**WHAT TO PRODUCE:** Please find the lines in the entries below that contain the word "CLINIC", and copy each one.
─── GIVEN INFORMATION ───
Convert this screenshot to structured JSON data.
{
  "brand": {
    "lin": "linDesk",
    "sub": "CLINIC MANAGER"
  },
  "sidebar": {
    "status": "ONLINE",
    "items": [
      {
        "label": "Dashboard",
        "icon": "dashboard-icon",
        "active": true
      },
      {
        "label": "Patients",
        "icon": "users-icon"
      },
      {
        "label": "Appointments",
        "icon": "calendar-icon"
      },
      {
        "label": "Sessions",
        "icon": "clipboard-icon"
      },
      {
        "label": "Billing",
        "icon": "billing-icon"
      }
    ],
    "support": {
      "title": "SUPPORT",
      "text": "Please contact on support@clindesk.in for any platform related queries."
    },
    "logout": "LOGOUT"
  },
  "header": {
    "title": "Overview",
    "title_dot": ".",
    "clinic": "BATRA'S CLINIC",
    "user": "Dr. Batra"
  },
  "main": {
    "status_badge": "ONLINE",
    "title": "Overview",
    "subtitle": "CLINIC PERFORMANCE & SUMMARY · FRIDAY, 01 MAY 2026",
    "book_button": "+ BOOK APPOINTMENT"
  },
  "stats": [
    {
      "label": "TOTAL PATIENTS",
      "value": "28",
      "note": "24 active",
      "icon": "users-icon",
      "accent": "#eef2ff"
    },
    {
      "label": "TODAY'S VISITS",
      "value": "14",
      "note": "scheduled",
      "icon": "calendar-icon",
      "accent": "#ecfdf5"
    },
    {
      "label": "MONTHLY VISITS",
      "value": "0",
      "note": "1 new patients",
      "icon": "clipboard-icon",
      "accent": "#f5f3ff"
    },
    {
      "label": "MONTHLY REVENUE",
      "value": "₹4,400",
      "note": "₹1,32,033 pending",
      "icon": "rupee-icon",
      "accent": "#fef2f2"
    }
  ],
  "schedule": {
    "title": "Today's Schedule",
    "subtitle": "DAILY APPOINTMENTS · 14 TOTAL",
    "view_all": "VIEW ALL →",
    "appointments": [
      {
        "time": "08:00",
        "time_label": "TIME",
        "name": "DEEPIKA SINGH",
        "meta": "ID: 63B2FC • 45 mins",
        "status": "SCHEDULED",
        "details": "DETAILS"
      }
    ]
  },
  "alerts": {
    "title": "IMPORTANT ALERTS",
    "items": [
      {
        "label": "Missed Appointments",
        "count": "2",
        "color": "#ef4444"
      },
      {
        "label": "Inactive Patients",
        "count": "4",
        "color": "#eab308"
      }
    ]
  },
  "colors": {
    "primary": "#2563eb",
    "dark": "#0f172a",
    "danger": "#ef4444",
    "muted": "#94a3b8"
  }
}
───
**OUTPUT FOR THIS EXERCISE:**
    "sub": "CLINIC MANAGER"
    "clinic": "BATRA'S CLINIC",
    "subtitle": "CLINIC PERFORMANCE & SUMMARY · FRIDAY, 01 MAY 2026",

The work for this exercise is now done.